Today is Ada Lovelace Day - a celebration of the achievements of a Victorian Mathematician who is often referred to as the first computer programmer for her work in the 1800s with inventor Charles Babbage.
To mark the occasion, the Science Museum in London opened a free exhibition today highlighting the work and life of the "Victorian pioneer of the computer age."
Ada Lovelace or Ada Gordon was the only child of infamous poet George Gordon (Lord Byron) and Annabella Milbanke. Lovelace was born on 10 December 1815. Since childhood, she had a fascination for mathematics and machines. She studied the subjects of maths and science at a time when it was difficult for any woman to have access to these subjects.
Lovelace was first introduced to Charles Babbage, the Lucasian Professor of Mathematics and the "Father of Computers" in 1833. She was given the name "Enchantress of Numbers" by Babbage. This was the time when Babbage had already achieved fame for his vision of a gigantic clockwork calculating machine. In 1842, Lovelace got a short article for translation. The article - written by the Italian mathematician Luigi Menabrea and describing the Analytical Engine - was to be published in England. Babbage assigned Lovelace the job of expanding the article as she was known for her good understanding of machines.
The article written by Lovelace was over three times the length of the original article. It described computer programs and prophetic-style observations on the future use of the machines, such as in creation of music, manipulation of symbols, etc. The programs written by Lovelace were found to be most detailed and complete, and were the first programs to be published in England. For writing such elaborate programs, she was later referred to as the "the first computer programmer".
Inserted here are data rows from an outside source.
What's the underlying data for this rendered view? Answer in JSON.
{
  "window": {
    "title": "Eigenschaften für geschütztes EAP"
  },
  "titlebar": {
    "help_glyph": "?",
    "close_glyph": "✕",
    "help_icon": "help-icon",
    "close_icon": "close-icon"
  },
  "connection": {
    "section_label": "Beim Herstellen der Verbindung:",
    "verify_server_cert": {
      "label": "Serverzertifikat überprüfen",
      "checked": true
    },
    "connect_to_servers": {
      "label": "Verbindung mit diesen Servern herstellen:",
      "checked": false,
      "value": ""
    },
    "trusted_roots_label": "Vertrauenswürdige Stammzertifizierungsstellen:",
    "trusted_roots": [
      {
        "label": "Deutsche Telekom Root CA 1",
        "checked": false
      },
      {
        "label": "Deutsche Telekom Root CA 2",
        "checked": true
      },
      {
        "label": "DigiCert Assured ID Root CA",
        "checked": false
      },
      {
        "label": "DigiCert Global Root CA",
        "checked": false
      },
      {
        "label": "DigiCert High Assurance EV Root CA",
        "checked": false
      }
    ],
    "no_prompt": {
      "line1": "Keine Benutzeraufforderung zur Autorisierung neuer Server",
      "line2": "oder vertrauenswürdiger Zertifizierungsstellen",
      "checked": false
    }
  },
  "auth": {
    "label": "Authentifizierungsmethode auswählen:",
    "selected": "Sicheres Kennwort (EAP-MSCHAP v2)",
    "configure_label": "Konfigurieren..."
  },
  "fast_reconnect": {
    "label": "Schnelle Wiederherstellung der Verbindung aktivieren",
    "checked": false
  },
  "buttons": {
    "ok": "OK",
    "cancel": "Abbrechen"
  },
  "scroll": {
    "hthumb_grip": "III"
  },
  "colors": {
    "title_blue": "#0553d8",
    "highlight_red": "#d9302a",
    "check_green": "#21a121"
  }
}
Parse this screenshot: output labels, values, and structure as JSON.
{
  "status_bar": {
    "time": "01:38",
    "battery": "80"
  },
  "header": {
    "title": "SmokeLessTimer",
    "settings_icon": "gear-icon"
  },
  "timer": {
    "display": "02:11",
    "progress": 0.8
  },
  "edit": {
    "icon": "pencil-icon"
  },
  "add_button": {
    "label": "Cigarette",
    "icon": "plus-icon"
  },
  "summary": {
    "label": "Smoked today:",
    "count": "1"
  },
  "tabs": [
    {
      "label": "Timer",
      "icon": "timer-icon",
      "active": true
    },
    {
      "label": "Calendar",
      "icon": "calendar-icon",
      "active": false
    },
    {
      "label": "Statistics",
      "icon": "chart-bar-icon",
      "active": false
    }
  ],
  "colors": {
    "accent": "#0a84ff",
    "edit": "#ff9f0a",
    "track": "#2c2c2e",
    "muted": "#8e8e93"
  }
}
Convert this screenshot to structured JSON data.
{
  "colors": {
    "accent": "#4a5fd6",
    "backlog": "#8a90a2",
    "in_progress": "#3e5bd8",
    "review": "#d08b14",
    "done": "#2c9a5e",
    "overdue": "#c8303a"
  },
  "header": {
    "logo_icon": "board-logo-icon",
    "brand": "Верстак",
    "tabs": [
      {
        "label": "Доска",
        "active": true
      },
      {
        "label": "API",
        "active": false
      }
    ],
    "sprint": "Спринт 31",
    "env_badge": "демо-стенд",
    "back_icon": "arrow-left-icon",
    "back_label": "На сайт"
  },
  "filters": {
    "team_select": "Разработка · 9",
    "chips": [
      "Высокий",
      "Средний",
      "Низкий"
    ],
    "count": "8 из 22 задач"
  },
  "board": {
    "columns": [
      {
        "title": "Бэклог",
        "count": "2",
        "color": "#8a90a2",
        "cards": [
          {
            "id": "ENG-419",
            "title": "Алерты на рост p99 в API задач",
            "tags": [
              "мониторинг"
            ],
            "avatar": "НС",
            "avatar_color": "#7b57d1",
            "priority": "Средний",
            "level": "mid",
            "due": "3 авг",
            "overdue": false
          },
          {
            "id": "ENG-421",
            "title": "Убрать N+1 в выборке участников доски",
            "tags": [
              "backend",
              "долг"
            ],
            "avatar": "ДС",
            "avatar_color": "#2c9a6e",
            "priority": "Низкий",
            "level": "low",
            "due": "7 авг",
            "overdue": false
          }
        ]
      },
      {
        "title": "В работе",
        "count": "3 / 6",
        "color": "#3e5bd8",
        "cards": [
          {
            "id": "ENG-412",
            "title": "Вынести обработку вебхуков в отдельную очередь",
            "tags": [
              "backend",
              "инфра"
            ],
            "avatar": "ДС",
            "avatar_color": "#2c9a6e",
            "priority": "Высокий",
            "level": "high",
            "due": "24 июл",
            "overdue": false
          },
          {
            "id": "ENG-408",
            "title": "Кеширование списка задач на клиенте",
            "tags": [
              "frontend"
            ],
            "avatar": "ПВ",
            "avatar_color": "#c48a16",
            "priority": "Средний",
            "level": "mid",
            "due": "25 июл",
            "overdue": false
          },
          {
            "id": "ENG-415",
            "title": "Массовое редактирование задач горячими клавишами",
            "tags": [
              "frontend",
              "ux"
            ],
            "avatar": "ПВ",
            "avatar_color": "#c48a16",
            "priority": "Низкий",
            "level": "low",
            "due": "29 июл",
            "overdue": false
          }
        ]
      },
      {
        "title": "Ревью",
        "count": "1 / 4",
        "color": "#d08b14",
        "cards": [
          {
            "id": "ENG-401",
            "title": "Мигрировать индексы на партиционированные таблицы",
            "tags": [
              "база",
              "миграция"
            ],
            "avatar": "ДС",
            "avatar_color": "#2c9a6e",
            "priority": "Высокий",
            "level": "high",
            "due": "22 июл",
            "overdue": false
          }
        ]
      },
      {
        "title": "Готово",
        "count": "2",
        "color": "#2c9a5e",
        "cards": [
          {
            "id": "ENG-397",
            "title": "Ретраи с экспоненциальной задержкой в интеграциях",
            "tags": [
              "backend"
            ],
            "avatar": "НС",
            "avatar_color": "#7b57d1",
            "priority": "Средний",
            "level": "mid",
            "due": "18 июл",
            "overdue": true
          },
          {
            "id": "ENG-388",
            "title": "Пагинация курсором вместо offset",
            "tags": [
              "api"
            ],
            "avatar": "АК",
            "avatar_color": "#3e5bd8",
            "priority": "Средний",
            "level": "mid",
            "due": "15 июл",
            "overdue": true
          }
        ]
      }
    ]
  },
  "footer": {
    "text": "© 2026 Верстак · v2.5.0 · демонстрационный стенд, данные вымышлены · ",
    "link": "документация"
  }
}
The Science Museum exhibition will display Lovelace's portraits, letters and notes containing "the first published algorithm for the Analytical Engine" and demonstrating Lovelace's "understanding of the Engine's potential".
The exhibition will also display prototype Difference Engine No. 1 and subsequent Analytical Engine made by Charles Babbage.
"A series of complementary events – Evening Exchange – will explore the interfaces between art and science, technology and design, numbers and music." the museum informed.
The exhibition is open from 10 am to 6 pm daily until 31 March.